City Manager Talks Cambridge Emergency Shelter, Discourages Street Closures in Council Meeting
On Leave Due to COVID-19 Concerns, Forty-Three Harvard Dining Workers Risk Going Without Pay
Harvard Prohibits Non-Essential University Travel Until May 31, International Travel Cancelled Until August 31
Ivy League Will Not Allow Athletes to Compete as Grad Students Despite Shortened Spring Season
‘There’s No Playbook’: Massachusetts Political Campaigns Navigate a New Coronavirus Reality
After much heated debate, an overwhelming majority of the Faculty voted yesterday to reinstate the sending of "black bordered cards" to notify faculty members that one of their colleagues passed away.

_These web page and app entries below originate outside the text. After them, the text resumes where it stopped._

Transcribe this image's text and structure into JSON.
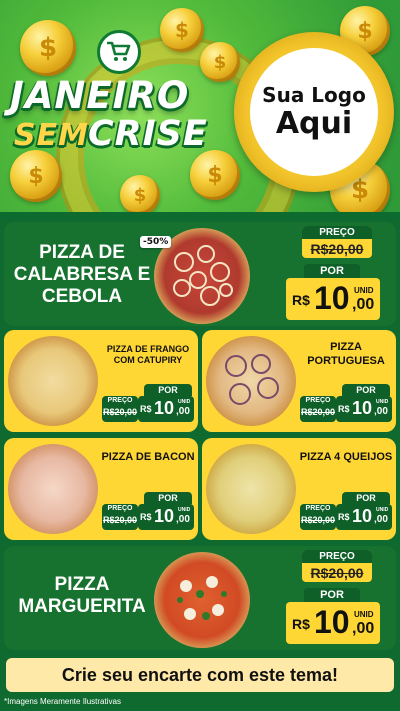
{
  "hero": {
    "title_line1": "JANEIRO",
    "title_sem": "SEM",
    "title_crise": "CRISE",
    "logo_line1": "Sua Logo",
    "logo_line2": "Aqui"
  },
  "currency": "R$",
  "unit_label": "UNID",
  "price_label": "PREÇO",
  "por_label": "POR",
  "products": [
    {
      "name": "PIZZA DE CALABRESA E CEBOLA",
      "badge": "-50%",
      "old_price": "R$20,00",
      "new_int": "10",
      "new_dec": ",00",
      "topping": "onion"
    },
    {
      "name": "PIZZA DE FRANGO COM CATUPIRY",
      "old_price": "R$20,00",
      "new_int": "10",
      "new_dec": ",00",
      "topping": "chicken"
    },
    {
      "name": "PIZZA PORTUGUESA",
      "old_price": "R$20,00",
      "new_int": "10",
      "new_dec": ",00",
      "topping": "portuguesa"
    },
    {
      "name": "PIZZA DE BACON",
      "old_price": "R$20,00",
      "new_int": "10",
      "new_dec": ",00",
      "topping": "bacon"
    },
    {
      "name": "PIZZA 4 QUEIJOS",
      "old_price": "R$20,00",
      "new_int": "10",
      "new_dec": ",00",
      "topping": "cheese"
    },
    {
      "name": "PIZZA MARGUERITA",
      "old_price": "R$20,00",
      "new_int": "10",
      "new_dec": ",00",
      "topping": "margherita"
    }
  ],
  "footer": {
    "cta": "Crie seu encarte com este tema!",
    "disclaimer": "*Imagens Meramente Ilustrativas"
  }
}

The cards will be sent when any emeritus member of the Faculty, research professor or current tenure-track professors dies. This was a University tradition until the central administration delegated the duty to individual faculties three years ago. The Faculty of Arts and Sciences (FAS) let this custom slide away, as did all the other schools.
Plummer Professor of Christian Morals and Pusey Minister in Memorial Church Peter J. Gomes first brought up the issue at the April 11 Faculty meeting.
"There are few symbols and ties of the communal life of this Faculty. There are very few things that tie together the special and unique community which we serve with pleasure and delight--the memorial minute is one and this is another," Gomes said.
Then Diana L. Eck, professor of Comparative Religion and Sanskrit and Indian Studies, proposed the motion yesterday, lauding its importance for the community.
"It's appropriate in a community where we spend a long time searching for each other, serve on committees together and toil hard together," Eck said. "I think that we should observe these rites together as community more formally than in the Gazette."
Currently, the Gazette publishes notices when anyone affiliated with the University dies.
Professor of Psychology Stephen M. Kosslyn, who was against the motion, said the issue is divisive because it is difficult to decide when the Faculty would send out cards.
The Faculty Council, an elected subset of the Faculty, was sharply divided over the issue when members voted this month.
Members have said the issue of "black bordered cards" took more time and energy to discuss than any issue this year.
"We thought it would be a no-brainer when we began discussing it. But the more we talked the more it became clear that it was a difficult issue," said Zemurray Stone Professor of History of Science Katharine Park '72, who voted against the motion in the Faculty Council and at the Faculty meeting.
Park said that there are many people vital to the University who would not be commemorated by the cards under the current proposal, ranging from administrators to non-tenure track professors that include senior tutors and heads of various centers within the Faculty.
Mallinckrodt Professor of Applied Physics William Paul proposed an amendment to extend the privilege of the cards to all voting members of the Faculty, but Park said that would not solve the problem.
"Until we can find a way to define a group of people [to receive the card] that is co-extensive with the way we think of the University, we should not send the card," she said.
Other Faculty members said this provides the opportunity to take a moment and think about the deceased colleague. Eck said because the Faculty was making this decision it was appropriate for the Faculty to commemorate its own members.
Despite the affirmative vote, many members of the Faculty, including Gomes and Park, emphasized that the issue of who is part of the community of Faculty members is one that continues to demand much thought.
"It stands for a question that we need to think a lot about. I hope that [this discussion] will spark further thought," Park said.
Studying Somewhat Abroad
"We feel this fulfills a specific curricular need for those courses not taught at Harvard," said Dean of Undergraduate Education William M. Todd III.
It is especially directed at students wishing to take rare language courses not available at Harvard, he said.
The details of the plan are based on the current study abroad program.
"If the Sorbonne, Cambridge and the University of Heidleberg could only take 96 students from us last year [for study abroad], I don't think this will lead to the Dickensian spectacle of dragging the Dean [of the Faculty Jeremy R. Knowles] to debtor's prison," Todd said.
Want to keep up with breaking news? Subscribe to our email newsletter.